Department of Drama presenting 4.48 Psychosis to remote audiences

For many, the past year has been a contemplative time to reflect on our place in the world. In that respect, there is no better opportunity to present a theatrical production that offers a deeply personal journey through the mind.

A collaborative, open and organic work, 4.48 Psychosis by Sarah Kane is presented online to remote audiences, March 17–20 at 7:30 p.m. nightly, via Zoom.

Co-directors and drama department faculty, Mia van Leeuwen and Jay Whitehead, have worked collaboratively with their students to devise a piece that is deeply creative and introspective but also responsible and adhering to all guidelines and protocols to keep cast and crew safe during the pandemic.

“The work is very abstract in form and style,” says van Leeuwen. “We were able to keep the cast separated physically, ensuring we were following all restrictions and protocols, but not sacrificing the artistic or creative process.”

Relevant and timely, 4.48 Psychosis weaves a narrative running through the main character’s head at 4:48 in the morning.

“The play was written over 20 years ago, but the themes are very applicable to what we’ve experienced throughout the pandemic,” says Whitehead. “It is a very dark piece; a reflection of mental health and self-harm, but it is not without hope.”

“Morning does come,” says van Leeuwen. “This play has been described as a work that roars at life as it gazes with death, and in that sense, both the story and the themes are very alive!”

Producing a play during a global pandemic poses ongoing challenges, but van Leeuwen and Whitehead are thrilled to present this production, albeit to remote audiences via Zoom. With set, costumes and sound designed by David Smith, and lighting by Lee Burckes, 4.48 Psychosis proves to be a visual spectacle not to be missed.

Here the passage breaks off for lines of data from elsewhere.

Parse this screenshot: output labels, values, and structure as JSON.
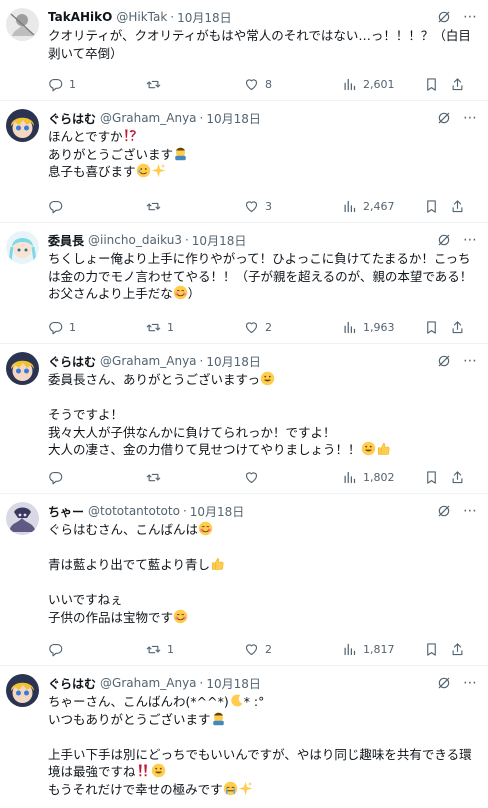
{
  "tweets": [
    {
      "name": "TakAHikO",
      "handle": "@HikTak",
      "date": "10月18日",
      "lines": [
        "クオリティが、クオリティがもはや常人のそれではない…っ！！！？（白目",
        "剥いて卒倒）"
      ],
      "reply": "1",
      "retweet": "",
      "like": "8",
      "views": "2,601"
    },
    {
      "name": "ぐらはむ",
      "handle": "@Graham_Anya",
      "date": "10月18日",
      "lines": [
        "ほんとですか",
        "ありがとうございます",
        "息子も喜びます"
      ],
      "reply": "",
      "retweet": "",
      "like": "3",
      "views": "2,467"
    },
    {
      "name": "委員長",
      "handle": "@iincho_daiku3",
      "date": "10月18日",
      "lines": [
        "ちくしょー俺より上手に作りやがって！ひよっこに負けてたまるか！こっち",
        "は金の力でモノ言わせてやる！！（子が親を超えるのが、親の本望である！",
        "お父さんより上手だな"
      ],
      "reply": "1",
      "retweet": "1",
      "like": "2",
      "views": "1,963"
    },
    {
      "name": "ぐらはむ",
      "handle": "@Graham_Anya",
      "date": "10月18日",
      "lines": [
        "委員長さん、ありがとうございますっ",
        "",
        "そうですよ！",
        "我々大人が子供なんかに負けてられっか！ですよ！",
        "大人の凄さ、金の力借りて見せつけてやりましょう！！"
      ],
      "reply": "",
      "retweet": "",
      "like": "",
      "views": "1,802"
    },
    {
      "name": "ちゃー",
      "handle": "@tototantototo",
      "date": "10月18日",
      "lines": [
        "ぐらはむさん、こんばんは",
        "",
        "青は藍より出でて藍より青し",
        "",
        "いいですねぇ",
        "子供の作品は宝物です"
      ],
      "reply": "",
      "retweet": "1",
      "like": "2",
      "views": "1,817"
    },
    {
      "name": "ぐらはむ",
      "handle": "@Graham_Anya",
      "date": "10月18日",
      "lines": [
        "ちゃーさん、こんばんわ(*^^*)",
        "いつもありがとうございます",
        "",
        "上手い下手は別にどっちでもいいんですが、やはり同じ趣味を共有できる環",
        "境は最強ですね",
        "もうそれだけで幸せの極みです"
      ],
      "reply": "",
      "retweet": "",
      "like": "",
      "views": ""
    }
  ],
  "icons": [
    "grok-icon",
    "more-icon",
    "reply-icon",
    "retweet-icon",
    "like-icon",
    "views-icon",
    "bookmark-icon",
    "share-icon"
  ],
  "colors": {
    "text": "#0f1419",
    "muted": "#536471",
    "border": "#eff3f4"
  }
}
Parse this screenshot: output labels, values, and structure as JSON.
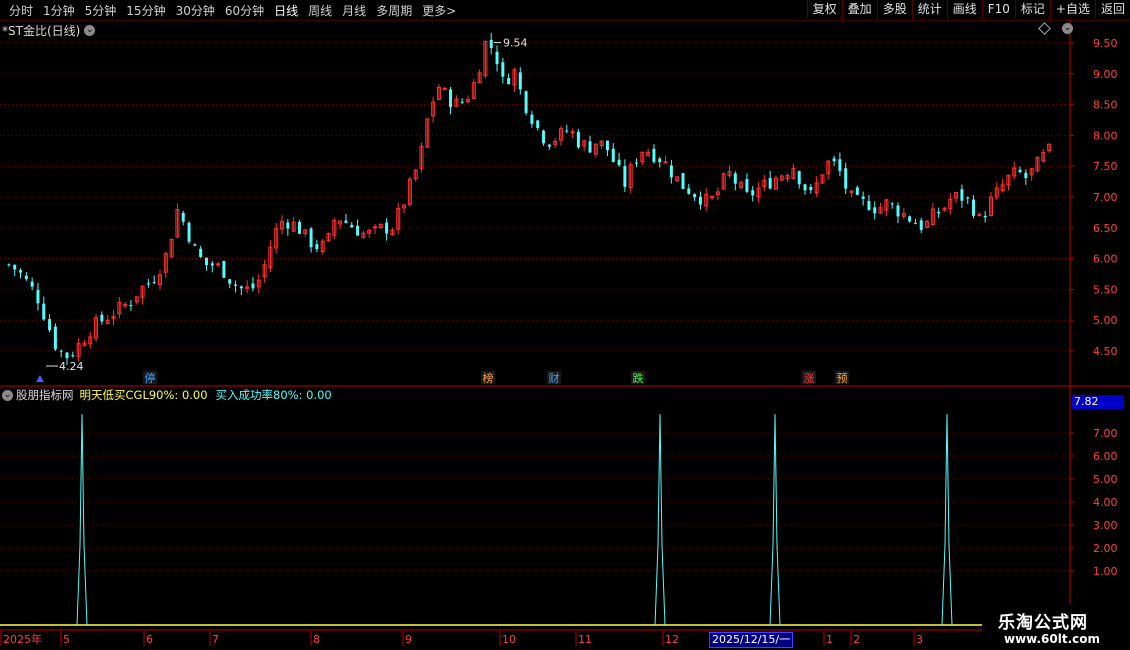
{
  "toolbar": {
    "periods": [
      "分时",
      "1分钟",
      "5分钟",
      "15分钟",
      "30分钟",
      "60分钟",
      "日线",
      "周线",
      "月线",
      "多周期",
      "更多"
    ],
    "active": "日线",
    "more_arrow": ">",
    "buttons": [
      "复权",
      "叠加",
      "多股",
      "统计",
      "画线",
      "F10",
      "标记",
      "+自选",
      "返回"
    ]
  },
  "chart": {
    "title": "*ST金比(日线)",
    "high_label": "9.54",
    "low_label": "4.24",
    "y_ticks": [
      "9.50",
      "9.00",
      "8.50",
      "8.00",
      "7.50",
      "7.00",
      "6.50",
      "6.00",
      "5.50",
      "5.00",
      "4.50"
    ],
    "events": [
      {
        "text": "停",
        "color": "#3aa0ff"
      },
      {
        "text": "榜",
        "color": "#ffa040"
      },
      {
        "text": "财",
        "color": "#40a0ff"
      },
      {
        "text": "跌",
        "color": "#40ff40"
      },
      {
        "text": "涨",
        "color": "#ff4040"
      },
      {
        "text": "预",
        "color": "#ffa040"
      }
    ]
  },
  "indicator": {
    "name": "股朋指标网",
    "s1_label": "明天低买CGL90%: 0.00",
    "s2_label": "买入成功率80%: 0.00",
    "last_value": "7.82",
    "y_ticks": [
      "7.00",
      "6.00",
      "5.00",
      "4.00",
      "3.00",
      "2.00",
      "1.00"
    ]
  },
  "x_axis": {
    "labels": [
      "2025年",
      "5",
      "6",
      "7",
      "8",
      "9",
      "10",
      "11",
      "12",
      "1",
      "2",
      "3"
    ],
    "cursor_date": "2025/12/15/一"
  },
  "watermark": {
    "line1": "乐淘公式网",
    "line2": "www.60lt.com"
  },
  "colors": {
    "up": "#ff3232",
    "down": "#54fcfc",
    "signal": "#54fcfc",
    "grid": "#7a0000",
    "axis": "#c00000"
  },
  "chart_data": {
    "type": "candlestick",
    "price_axis": [
      4.5,
      9.5
    ],
    "high": 9.54,
    "low": 4.24,
    "close_path": [
      5.9,
      5.8,
      5.6,
      5.4,
      5.0,
      4.6,
      4.4,
      4.5,
      4.7,
      4.9,
      5.0,
      5.1,
      5.2,
      5.3,
      5.5,
      5.6,
      5.8,
      6.1,
      6.8,
      6.5,
      6.1,
      5.9,
      5.9,
      5.8,
      5.6,
      5.5,
      5.5,
      5.7,
      6.2,
      6.6,
      6.6,
      6.5,
      6.3,
      6.2,
      6.2,
      6.7,
      6.6,
      6.5,
      6.4,
      6.4,
      6.5,
      6.5,
      6.8,
      7.2,
      7.6,
      8.4,
      8.8,
      8.6,
      8.5,
      8.6,
      8.9,
      9.5,
      9.4,
      8.8,
      9.1,
      8.6,
      8.3,
      8.0,
      7.9,
      8.0,
      8.1,
      7.9,
      7.8,
      7.9,
      7.8,
      7.5,
      7.2,
      7.6,
      7.8,
      7.7,
      7.6,
      7.4,
      7.2,
      7.1,
      7.0,
      6.9,
      7.1,
      7.4,
      7.2,
      7.0,
      7.1,
      7.2,
      7.3,
      7.4,
      7.5,
      7.2,
      7.0,
      7.4,
      7.6,
      7.4,
      7.0,
      6.9,
      6.9,
      6.8,
      6.9,
      6.8,
      6.7,
      6.6,
      6.5,
      6.7,
      6.8,
      7.0,
      7.0,
      6.9,
      6.6,
      6.9,
      7.1,
      7.3,
      7.4,
      7.3,
      7.5,
      7.7,
      7.82
    ],
    "signal_peaks": [
      {
        "x": "2025年5月",
        "value": 7.82
      },
      {
        "x": "2025年12月",
        "value": 7.82
      },
      {
        "x": "2026年1月",
        "value": 7.82
      },
      {
        "x": "2026年3月",
        "value": 7.82
      }
    ],
    "indicator_axis": [
      0,
      8
    ]
  }
}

Tickets are $10 per pass and available through Inquiries can be emailed to, Monday–Friday, 12:30–3:30 p.m.